“I remember a guy - I won’t mention any names - who said after the Cream split: ‘Why should I worry? Once I had one band now I’ve got three.

"What communicates for me is a band who've been together for a long time. I think when people see bands like ELP or the Who they see a family all agreeing and communicating. It's very important that the family should stay together.

"Y'see I'm always unnerved when I see Townshend doing this and that without the Who. Everybody might like to see Pete Townshend do his own thing, but given the chance I’m sure they’d prefer to see the Who.”
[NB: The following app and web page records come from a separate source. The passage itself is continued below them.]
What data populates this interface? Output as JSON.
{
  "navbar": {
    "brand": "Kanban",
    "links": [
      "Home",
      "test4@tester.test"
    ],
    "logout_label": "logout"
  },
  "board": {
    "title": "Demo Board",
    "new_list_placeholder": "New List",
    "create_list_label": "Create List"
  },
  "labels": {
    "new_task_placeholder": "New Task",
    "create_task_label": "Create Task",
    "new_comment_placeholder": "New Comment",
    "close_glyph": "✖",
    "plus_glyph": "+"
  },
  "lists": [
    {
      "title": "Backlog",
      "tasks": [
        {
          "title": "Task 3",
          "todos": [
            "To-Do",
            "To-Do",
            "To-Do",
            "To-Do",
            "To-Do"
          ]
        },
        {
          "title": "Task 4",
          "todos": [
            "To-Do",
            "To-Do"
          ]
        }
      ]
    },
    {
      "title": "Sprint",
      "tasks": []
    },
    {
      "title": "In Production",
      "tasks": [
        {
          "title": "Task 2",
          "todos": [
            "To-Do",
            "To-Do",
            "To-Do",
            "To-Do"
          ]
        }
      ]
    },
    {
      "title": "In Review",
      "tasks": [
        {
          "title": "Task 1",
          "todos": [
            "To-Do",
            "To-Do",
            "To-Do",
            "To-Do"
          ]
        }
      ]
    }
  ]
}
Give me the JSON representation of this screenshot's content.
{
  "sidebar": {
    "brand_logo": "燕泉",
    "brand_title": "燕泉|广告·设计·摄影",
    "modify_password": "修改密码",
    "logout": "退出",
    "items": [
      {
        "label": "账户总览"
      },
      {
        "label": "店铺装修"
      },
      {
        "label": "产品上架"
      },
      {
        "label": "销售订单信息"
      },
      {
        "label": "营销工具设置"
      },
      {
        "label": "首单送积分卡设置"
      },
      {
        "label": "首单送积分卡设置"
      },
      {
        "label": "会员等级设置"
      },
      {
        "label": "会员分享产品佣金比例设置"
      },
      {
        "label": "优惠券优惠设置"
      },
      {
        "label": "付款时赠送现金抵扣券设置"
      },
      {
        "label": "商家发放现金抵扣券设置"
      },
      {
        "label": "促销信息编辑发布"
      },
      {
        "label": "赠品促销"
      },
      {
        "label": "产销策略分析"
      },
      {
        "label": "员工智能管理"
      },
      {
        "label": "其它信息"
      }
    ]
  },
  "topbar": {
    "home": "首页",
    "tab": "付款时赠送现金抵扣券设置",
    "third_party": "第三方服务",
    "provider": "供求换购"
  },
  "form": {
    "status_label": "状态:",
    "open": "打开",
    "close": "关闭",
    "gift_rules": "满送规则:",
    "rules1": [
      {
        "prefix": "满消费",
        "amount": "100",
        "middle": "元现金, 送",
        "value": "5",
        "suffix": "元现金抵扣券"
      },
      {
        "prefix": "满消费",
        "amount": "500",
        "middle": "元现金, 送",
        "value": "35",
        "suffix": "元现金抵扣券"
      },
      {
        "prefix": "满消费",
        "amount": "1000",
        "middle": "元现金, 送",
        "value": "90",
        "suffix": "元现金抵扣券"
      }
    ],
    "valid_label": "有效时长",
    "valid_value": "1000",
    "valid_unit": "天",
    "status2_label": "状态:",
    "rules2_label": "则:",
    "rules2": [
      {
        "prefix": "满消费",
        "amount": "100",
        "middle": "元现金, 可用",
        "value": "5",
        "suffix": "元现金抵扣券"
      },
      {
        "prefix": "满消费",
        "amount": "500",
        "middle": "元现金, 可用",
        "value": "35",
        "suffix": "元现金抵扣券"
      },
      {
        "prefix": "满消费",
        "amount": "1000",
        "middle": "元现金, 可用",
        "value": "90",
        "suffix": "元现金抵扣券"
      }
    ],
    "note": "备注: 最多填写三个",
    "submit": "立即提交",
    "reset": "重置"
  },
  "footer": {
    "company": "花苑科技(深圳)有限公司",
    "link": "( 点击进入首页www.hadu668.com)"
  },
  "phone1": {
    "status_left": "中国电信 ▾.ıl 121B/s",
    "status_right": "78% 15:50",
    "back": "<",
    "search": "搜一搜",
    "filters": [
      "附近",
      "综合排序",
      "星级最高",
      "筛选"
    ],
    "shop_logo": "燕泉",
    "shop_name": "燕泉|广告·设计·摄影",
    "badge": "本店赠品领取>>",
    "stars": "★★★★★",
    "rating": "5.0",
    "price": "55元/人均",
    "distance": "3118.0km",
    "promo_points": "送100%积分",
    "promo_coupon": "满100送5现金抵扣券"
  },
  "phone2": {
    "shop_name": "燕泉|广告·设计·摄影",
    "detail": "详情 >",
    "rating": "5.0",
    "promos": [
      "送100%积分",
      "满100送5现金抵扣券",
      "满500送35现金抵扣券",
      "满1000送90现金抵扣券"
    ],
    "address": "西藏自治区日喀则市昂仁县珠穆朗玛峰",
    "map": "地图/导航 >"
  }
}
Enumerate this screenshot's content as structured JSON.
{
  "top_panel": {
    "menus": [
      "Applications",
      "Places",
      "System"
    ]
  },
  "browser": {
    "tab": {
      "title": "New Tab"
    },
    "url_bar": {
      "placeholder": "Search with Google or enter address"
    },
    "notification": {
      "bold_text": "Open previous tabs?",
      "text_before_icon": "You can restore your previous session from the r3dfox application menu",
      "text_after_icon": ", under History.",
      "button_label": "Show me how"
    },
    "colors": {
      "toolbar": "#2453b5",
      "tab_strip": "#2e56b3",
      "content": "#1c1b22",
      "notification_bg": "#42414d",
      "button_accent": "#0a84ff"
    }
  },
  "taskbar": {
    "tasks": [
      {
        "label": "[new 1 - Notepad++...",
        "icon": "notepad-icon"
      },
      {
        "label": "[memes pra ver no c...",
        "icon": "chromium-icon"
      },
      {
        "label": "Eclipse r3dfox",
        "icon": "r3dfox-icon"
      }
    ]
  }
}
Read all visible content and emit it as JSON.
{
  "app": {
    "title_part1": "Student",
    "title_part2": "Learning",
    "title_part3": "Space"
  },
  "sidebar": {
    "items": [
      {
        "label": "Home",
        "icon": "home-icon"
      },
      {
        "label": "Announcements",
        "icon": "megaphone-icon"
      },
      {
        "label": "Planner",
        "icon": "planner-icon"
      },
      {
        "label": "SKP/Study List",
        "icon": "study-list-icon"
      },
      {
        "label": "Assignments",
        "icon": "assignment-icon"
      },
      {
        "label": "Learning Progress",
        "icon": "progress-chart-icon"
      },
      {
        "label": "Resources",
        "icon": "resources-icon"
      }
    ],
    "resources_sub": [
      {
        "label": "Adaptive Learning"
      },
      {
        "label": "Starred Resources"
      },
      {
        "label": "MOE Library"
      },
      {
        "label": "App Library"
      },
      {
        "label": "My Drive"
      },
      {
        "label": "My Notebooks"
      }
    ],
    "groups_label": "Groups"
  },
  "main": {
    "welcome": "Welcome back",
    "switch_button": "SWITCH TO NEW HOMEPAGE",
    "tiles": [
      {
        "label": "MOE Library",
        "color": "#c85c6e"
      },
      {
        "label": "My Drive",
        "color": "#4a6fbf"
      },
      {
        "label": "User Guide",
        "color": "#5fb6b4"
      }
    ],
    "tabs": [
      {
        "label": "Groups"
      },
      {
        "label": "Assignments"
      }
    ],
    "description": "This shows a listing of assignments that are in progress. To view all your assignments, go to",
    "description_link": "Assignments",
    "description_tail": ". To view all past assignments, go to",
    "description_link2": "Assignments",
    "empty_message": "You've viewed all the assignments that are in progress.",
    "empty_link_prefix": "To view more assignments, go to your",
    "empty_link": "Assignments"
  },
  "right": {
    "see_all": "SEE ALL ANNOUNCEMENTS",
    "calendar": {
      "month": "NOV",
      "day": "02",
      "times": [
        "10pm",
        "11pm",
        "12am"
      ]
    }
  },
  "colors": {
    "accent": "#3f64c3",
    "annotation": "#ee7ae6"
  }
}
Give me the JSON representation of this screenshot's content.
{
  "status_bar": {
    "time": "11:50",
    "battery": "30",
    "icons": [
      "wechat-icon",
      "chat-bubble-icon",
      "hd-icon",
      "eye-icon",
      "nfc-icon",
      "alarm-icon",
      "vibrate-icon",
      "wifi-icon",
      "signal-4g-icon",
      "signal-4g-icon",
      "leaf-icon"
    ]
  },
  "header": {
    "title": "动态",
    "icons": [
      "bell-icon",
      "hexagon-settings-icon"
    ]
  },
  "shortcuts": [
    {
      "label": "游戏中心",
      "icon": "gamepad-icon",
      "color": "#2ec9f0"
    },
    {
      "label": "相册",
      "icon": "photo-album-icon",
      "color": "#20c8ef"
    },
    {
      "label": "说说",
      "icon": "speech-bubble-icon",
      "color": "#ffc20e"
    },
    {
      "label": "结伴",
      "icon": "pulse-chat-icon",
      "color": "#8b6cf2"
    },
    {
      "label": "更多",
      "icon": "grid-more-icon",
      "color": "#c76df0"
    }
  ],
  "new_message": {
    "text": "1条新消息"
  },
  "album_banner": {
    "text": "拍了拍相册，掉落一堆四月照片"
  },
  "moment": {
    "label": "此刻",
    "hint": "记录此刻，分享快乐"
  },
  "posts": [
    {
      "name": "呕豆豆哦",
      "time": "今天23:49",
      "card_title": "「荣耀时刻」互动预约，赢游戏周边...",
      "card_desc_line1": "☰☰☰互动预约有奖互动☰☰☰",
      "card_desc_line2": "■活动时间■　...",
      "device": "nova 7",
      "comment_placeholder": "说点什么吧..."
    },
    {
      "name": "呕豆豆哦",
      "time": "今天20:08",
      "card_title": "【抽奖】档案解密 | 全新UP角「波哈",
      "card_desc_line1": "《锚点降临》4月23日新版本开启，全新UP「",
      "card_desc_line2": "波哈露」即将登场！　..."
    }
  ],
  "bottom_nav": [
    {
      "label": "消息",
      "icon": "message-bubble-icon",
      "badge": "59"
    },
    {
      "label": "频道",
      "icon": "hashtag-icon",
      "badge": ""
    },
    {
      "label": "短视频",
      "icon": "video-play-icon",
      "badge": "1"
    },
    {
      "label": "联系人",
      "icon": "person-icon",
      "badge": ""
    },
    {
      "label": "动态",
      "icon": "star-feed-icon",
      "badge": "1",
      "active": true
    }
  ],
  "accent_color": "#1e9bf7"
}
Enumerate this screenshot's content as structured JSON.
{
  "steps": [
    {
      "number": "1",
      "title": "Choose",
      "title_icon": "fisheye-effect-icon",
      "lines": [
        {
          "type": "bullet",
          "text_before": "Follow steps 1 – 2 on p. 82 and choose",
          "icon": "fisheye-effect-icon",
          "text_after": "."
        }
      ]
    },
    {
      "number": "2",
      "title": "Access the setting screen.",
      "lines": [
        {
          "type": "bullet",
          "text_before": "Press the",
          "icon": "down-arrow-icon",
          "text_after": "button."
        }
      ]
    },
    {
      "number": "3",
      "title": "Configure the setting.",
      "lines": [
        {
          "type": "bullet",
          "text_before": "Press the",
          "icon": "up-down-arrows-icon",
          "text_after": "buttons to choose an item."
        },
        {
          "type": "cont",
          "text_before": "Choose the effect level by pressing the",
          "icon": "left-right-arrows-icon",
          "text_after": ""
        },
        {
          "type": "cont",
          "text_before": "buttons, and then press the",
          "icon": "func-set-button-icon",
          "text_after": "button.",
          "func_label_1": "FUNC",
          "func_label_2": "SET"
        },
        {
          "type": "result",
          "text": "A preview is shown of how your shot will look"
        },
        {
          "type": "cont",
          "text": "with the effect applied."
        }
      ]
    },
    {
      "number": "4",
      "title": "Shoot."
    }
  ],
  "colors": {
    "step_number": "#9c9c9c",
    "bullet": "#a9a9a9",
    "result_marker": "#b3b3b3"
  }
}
Still, as Lake had mentioned the possibility of future solo albums from ELP, it seems appropriate to renew the topic. Basically he doesn’t attach much importance to them. They’re just something he or the others might make when there’s time; as a kind of relaxation - possibly next year.

“They’d just be made up of things we felt we couldn’t do within the band. Maybe Keith would get into some specialist piano things - twenties boogies or something. Things like that would be better on more personal albums. I don’t know whether we’ll do it. It’d just be as a kind of hobby if we did.”

From the way Lake talks it would seem everything is well within the band, contradicting recent rumours that this is the last album they’ll be making together, that they’re about to break assunder [sic].

“I’d love to know where those stories come from,” he says. “For some reason we’re one of those bands everybody feels are always about to break up. The fact is, we’ve reached a point where we can work things - out between ourselves, balance our lives and write our music.

“All I can say is that if ELP did break up, it’d break suddenly over something very drastic. It wouldn’t be like, ‘Oh we’ll break up after the next album and the next two tours’.

“We’ve been together for so long now that it’s hard to tell how we’re different as characters. Somehow we mananage to live together side by side without any friction." He smiles a bit: "I mean, if there were two of me it'd be a heavy band..."

Lake leans back, relaxes and lights another Sullivan Powell. Conversation wanders for a while before moving on to his producers role - something he’s recognised for almost as much as his music.

Surprisingly, he admits to a desire to produce Barbra Streisand, but is most interested in finding new artists, taking their ideas in a raw form and developing them.

What actually makes a good producer is a difficult quality to define.

“OK, so you need technical skill,” says Lake, “but then most engineers can make an album technically. Probably the skill lies in being able to draw an artist out, put him in the right frame of mind, so that when he plays he feels like God. Phil Spector wouldn’t agree but that’s what it is for me.

“It’s a very sensitive area. One wrong word in the studio and you can deflate a guy’s ego and the session’s wasted.”

STRANGELY the success of Lake and ELP is quite a long step away from usual style of rock success. It’s happened despite almost any kind of image or tradition. Even Lake admits they’re almost a faceless band.

“But it does show you can make it without an image. It’s been true with us and I suppose it’s unusual. I mean, some rock success is sustained by image alone.

“All the David Bowies and T. Rexes involve a tremendous amount of image control, based a lot on how they appear to people. As for how we appear to the people, I’ve no idea at all - not a clue.

“But although we don’t have an image as far as the press are concerned, we’re very much a people’s band. In the beginning we got hit hard by the press and we’ve tended to shy away ever since - maybe that’s why we're faceless in a way."

And the music itself? Lake's stimulus?

"It comes out of a love for writing things, a love of imagining things, imagining a form and making it concrete. A lot of art comes out of difficulty, a lot out of rebellion. For me it's imagination."